**Your task**
Where the string "Tháng" occurs in a line of the entries below, copy that line.

**Dataset rows for apps and sites**
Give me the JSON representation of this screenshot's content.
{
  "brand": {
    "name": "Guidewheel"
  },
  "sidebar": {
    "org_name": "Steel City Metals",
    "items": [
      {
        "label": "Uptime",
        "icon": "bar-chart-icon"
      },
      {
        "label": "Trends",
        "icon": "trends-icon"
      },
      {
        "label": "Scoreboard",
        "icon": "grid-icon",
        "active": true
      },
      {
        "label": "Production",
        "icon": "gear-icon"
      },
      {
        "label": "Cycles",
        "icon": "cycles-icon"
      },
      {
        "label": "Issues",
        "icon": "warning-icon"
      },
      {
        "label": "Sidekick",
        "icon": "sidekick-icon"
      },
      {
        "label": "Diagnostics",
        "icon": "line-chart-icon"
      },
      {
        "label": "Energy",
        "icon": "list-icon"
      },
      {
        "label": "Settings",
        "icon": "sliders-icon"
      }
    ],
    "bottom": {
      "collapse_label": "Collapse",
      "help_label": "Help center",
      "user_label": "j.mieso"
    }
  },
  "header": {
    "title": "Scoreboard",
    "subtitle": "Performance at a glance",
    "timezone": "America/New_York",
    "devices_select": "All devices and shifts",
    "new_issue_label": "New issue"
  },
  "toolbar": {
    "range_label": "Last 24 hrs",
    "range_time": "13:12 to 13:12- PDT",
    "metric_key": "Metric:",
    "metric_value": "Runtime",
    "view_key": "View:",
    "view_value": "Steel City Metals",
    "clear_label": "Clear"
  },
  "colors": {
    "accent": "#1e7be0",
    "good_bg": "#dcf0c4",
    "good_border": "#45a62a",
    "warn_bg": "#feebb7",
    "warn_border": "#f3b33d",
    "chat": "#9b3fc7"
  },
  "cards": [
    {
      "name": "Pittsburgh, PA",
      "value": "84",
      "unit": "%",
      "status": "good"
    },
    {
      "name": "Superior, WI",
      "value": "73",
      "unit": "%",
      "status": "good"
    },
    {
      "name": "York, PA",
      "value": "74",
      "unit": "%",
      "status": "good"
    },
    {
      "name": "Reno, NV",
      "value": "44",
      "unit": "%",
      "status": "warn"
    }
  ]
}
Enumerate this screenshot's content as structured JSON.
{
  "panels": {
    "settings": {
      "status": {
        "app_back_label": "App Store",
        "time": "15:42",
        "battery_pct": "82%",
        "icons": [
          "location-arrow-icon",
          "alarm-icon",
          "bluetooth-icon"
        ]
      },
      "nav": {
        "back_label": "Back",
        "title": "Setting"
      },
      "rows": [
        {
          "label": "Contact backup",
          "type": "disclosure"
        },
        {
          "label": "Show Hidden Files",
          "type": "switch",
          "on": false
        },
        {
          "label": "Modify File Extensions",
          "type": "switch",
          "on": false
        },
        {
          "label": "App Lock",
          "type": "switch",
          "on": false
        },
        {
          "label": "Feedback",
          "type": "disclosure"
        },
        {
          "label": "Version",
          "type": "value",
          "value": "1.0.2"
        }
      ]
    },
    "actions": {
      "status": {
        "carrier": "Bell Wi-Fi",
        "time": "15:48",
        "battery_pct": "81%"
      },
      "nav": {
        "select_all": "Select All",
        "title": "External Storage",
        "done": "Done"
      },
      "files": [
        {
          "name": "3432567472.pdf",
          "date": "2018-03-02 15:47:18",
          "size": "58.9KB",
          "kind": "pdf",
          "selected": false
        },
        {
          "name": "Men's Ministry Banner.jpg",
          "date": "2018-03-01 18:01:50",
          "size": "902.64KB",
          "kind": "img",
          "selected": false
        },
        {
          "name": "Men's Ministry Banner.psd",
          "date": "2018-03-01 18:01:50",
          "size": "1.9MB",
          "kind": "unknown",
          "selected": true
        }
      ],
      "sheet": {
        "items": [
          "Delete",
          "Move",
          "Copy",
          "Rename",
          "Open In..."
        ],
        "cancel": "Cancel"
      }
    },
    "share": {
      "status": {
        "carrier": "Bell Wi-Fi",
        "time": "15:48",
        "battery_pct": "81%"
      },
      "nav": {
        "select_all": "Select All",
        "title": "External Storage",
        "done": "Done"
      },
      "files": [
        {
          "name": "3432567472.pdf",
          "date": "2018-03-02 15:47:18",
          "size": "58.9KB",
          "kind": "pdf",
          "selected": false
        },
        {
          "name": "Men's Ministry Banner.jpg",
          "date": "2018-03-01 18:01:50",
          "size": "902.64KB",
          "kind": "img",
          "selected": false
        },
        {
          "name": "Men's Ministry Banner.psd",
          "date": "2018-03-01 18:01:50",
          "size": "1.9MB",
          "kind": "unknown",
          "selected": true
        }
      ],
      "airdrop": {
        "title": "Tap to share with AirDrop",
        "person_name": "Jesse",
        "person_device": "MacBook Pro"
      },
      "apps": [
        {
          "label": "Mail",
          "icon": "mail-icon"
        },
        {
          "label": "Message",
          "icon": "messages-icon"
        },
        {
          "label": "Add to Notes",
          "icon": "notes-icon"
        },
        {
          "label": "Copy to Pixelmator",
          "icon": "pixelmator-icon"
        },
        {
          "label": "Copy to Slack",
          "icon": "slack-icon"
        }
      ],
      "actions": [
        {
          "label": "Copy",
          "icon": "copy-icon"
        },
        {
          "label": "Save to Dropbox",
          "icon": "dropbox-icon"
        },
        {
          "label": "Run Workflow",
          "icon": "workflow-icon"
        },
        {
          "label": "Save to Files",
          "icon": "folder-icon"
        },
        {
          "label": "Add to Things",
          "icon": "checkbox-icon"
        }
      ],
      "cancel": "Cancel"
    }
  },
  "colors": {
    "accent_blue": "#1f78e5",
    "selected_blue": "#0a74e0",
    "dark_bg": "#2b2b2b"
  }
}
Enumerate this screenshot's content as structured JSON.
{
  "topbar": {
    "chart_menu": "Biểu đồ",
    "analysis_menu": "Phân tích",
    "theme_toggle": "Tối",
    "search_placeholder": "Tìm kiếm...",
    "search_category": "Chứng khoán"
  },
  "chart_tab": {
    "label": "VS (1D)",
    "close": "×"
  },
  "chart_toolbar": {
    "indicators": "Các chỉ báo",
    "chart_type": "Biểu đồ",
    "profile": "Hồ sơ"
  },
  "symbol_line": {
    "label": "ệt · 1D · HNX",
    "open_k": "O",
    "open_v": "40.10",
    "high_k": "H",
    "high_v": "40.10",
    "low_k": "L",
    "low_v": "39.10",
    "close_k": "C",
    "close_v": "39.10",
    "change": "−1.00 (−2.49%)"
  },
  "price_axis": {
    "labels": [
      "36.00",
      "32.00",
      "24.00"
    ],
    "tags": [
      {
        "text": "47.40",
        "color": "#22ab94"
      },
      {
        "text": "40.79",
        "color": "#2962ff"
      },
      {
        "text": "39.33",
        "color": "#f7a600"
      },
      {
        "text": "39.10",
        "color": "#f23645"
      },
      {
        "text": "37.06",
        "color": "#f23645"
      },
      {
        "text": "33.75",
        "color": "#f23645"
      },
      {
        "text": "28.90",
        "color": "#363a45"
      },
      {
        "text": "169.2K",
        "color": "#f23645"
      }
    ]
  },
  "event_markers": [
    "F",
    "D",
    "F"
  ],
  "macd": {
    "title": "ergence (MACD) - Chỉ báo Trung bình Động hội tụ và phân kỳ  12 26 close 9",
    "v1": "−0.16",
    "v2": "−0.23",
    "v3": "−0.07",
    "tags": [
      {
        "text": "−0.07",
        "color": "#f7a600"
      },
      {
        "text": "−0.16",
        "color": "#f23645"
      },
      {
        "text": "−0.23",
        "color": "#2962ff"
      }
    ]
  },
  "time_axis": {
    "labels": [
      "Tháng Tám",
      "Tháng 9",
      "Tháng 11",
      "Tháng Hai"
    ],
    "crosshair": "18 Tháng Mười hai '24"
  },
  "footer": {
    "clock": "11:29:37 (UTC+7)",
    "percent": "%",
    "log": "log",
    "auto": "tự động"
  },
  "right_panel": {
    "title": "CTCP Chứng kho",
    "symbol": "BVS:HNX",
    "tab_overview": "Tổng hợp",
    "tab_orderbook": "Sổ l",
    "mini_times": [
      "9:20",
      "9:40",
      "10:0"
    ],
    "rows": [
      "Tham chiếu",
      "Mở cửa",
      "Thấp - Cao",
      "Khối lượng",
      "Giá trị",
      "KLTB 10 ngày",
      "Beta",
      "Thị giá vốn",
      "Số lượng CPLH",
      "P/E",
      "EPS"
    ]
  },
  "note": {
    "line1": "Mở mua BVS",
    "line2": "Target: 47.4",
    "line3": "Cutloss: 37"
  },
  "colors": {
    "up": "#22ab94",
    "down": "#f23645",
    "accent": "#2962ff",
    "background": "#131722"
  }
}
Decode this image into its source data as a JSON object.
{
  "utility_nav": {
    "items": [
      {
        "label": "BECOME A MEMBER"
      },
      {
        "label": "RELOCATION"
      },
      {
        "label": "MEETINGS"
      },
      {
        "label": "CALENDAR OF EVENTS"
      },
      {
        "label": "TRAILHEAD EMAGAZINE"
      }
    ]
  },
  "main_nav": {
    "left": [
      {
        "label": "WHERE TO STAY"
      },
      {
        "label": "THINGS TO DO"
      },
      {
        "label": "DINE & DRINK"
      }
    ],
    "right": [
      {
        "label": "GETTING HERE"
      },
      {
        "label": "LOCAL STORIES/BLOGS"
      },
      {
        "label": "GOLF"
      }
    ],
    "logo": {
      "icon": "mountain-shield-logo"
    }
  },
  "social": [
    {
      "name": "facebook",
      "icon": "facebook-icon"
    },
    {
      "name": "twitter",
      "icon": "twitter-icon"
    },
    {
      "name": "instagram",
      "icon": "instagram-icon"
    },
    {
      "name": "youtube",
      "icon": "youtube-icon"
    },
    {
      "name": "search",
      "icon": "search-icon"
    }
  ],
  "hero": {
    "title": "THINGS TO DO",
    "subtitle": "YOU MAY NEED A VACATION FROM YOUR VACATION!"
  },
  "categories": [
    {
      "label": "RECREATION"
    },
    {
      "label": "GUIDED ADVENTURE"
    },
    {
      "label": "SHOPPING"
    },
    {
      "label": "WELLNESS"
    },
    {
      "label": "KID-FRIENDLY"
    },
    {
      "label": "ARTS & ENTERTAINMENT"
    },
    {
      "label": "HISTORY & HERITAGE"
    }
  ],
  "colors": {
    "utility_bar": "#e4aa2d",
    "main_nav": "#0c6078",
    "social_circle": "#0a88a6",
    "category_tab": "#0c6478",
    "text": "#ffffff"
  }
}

**Answer for this exercise**
      "Tháng Tám",
      "Tháng 9",
      "Tháng 11",
      "Tháng Hai"
    "crosshair": "18 Tháng Mười hai '24"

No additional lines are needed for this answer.